Development of a portable non-invasive swallowing and respiration assessment device.

Shieh WY, Wang CM, Chang CS - Sensors (Basel) (2015)

Micro-Electro-Mechanical sensors: (a) accelerometer; (b) piezoelectric sensors; (c) force sensing resistor.
© Copyright Policy
Related In: Results  -  Collection

License
Show All Figures
getmorefigures.php?uid=PMC4507683&req=5

sensors-15-12428-f001: Micro-Electro-Mechanical sensors: (a) accelerometer; (b) piezoelectric sensors; (c) force sensing resistor.
Mentions: Some researchers have applied the Micro-Electro-Mechanical Systems (MEMs) sensors to measure oropharyngeal dysphagia [5,12]. The most widely used sensors for this purpose are accelerometers and pressure sensors, especially those based on the piezoelectric effect. We take the sensor in Figure 1a for example. Figure 1a shows a three-axis capacitive accelerometer which can perform static or dynamic acceleration measurements. The study of Lee et al. [12] pasted an accelerometer on a subject’s throat to measure the upward and downward motions of the thyroid cartilage when the subject swallowed water (or food). The studies reported in [1,5,12] proposed similar approaches. Using an accelerometer, however, has an obvious drawback. That is, the measurement results will suffer signal interference from the subject’s head or trunk shaking. Although there are other accelerometers which only measure vibrations, they cannot measure the force exerted by the thyroid cartilage.

Bottom Line: All signals are received and processed for swallowing event recognition.A total of 19 volunteers participated in the testing and over 57 measurements were made.The results show that the proposed approach can effectively distinguish the swallowing function in people of different ages and genders.

View Article: PubMed Central - PubMed

Affiliation: Department of Computer Science and Information Engineering, Chang Gung University, No. 259, Wen-Hwa 1st Road, Kwei-Shan, Tao-Yuan 333, Taiwan. wyshieh@mail.cgu.edu.tw.
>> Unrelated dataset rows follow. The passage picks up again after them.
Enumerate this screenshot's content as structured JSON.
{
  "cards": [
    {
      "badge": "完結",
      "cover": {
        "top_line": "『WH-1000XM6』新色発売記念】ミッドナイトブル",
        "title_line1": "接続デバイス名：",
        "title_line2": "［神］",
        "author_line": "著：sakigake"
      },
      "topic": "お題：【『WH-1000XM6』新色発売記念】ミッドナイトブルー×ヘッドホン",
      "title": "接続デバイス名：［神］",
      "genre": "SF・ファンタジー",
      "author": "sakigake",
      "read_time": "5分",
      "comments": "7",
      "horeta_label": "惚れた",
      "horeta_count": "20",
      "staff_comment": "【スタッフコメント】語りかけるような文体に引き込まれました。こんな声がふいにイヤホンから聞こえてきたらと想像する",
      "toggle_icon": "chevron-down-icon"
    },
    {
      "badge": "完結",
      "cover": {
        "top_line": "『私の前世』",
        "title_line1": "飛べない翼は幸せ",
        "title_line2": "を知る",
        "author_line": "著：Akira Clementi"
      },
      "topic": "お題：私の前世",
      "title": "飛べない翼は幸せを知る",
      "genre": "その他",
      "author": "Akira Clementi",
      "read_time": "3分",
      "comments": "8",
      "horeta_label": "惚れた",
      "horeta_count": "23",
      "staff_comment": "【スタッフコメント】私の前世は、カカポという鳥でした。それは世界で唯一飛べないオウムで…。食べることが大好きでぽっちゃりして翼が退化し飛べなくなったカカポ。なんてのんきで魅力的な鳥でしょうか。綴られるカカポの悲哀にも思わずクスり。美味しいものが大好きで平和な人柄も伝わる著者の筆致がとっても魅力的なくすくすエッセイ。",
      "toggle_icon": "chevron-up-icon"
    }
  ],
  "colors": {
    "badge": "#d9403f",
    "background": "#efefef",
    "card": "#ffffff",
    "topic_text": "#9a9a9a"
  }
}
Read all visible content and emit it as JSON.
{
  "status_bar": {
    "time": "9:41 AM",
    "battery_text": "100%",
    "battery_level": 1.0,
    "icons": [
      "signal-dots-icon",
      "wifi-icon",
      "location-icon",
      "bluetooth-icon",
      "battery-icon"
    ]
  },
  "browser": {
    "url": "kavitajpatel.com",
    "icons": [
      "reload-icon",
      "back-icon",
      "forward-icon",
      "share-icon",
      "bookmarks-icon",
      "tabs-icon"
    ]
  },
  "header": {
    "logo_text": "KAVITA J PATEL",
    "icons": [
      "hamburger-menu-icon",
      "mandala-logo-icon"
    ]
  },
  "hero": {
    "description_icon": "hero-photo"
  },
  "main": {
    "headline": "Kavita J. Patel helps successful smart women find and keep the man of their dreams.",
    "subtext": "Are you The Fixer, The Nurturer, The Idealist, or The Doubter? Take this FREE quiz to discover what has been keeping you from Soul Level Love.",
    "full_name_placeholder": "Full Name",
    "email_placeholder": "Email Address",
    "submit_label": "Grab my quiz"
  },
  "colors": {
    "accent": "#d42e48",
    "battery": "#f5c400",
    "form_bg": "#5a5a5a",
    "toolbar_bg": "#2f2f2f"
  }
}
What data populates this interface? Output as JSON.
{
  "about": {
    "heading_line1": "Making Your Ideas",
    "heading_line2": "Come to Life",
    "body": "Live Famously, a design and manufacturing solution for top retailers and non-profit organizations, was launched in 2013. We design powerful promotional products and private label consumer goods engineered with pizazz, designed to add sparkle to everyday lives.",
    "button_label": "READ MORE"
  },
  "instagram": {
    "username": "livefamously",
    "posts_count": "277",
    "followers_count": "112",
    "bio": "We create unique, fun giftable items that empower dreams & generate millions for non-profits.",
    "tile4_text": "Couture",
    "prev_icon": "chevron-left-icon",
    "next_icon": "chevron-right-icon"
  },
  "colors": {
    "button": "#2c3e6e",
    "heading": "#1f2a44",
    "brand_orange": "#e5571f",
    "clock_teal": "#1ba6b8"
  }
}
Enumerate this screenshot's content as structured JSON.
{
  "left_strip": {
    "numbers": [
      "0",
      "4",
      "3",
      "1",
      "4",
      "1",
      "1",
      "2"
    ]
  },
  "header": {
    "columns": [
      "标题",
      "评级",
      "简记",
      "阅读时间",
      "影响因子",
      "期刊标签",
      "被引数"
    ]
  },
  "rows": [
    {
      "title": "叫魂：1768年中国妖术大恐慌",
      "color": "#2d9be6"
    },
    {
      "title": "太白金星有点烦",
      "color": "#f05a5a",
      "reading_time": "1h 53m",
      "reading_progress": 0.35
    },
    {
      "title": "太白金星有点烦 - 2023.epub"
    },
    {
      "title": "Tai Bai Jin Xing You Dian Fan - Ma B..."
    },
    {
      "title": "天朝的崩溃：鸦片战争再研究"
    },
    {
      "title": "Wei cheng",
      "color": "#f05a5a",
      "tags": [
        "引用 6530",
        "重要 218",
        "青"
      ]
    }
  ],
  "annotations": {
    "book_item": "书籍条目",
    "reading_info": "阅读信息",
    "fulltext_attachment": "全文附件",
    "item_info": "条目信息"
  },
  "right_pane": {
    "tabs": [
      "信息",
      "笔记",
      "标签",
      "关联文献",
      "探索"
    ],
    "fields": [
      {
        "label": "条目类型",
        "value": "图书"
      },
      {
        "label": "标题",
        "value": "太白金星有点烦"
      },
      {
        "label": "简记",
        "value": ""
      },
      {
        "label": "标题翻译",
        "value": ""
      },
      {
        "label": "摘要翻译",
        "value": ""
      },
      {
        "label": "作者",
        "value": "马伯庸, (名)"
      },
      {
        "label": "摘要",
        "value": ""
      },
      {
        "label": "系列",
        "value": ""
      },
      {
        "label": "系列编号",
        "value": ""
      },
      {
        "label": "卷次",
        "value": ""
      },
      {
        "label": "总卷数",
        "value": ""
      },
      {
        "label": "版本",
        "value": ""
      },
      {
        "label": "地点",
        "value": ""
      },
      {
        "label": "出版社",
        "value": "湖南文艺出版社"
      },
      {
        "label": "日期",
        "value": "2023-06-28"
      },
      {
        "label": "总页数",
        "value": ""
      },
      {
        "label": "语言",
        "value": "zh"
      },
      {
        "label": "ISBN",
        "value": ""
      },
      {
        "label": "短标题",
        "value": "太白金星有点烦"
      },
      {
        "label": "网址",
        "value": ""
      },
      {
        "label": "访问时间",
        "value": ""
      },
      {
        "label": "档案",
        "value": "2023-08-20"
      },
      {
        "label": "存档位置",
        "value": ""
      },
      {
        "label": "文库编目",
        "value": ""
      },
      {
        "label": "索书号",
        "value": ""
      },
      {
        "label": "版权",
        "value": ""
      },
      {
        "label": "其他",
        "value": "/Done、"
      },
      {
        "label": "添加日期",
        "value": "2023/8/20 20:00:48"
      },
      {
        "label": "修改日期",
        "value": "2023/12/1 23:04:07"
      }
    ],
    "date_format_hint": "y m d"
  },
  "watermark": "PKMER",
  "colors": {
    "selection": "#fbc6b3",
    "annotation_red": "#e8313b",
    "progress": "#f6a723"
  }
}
ABSTRACT
Dysphagia is a condition that happens when a person cannot smoothly swallow food from the mouth to the stomach. It causes malnourishment in patients, or can even cause death due to aspiration pneumonia. Recently, more and more researchers have focused their attention on the importance of swallowing and respiration coordination, and the use of non-invasive assessment systems has become a hot research trend. In this study, we aimed to integrate the timing and pattern monitoring of respiration and swallowing by using a portable and non-invasive approach which can be applied at the bedside in hospitals or institutions, or in a home environment. In this approach, we use a force sensing resistor (FSR) to detect the motions of the thyroid cartilage in the pharyngeal phase. We also use the surface electromyography (sEMG) to detect the contraction of the submental muscle in the oral phase, and a nasal cannula to detect nasal airflow for respiration monitoring during the swallowing process. All signals are received and processed for swallowing event recognition. A total of 19 volunteers participated in the testing and over 57 measurements were made. The results show that the proposed approach can effectively distinguish the swallowing function in people of different ages and genders.

Show MeSH
Related in: MedlinePlus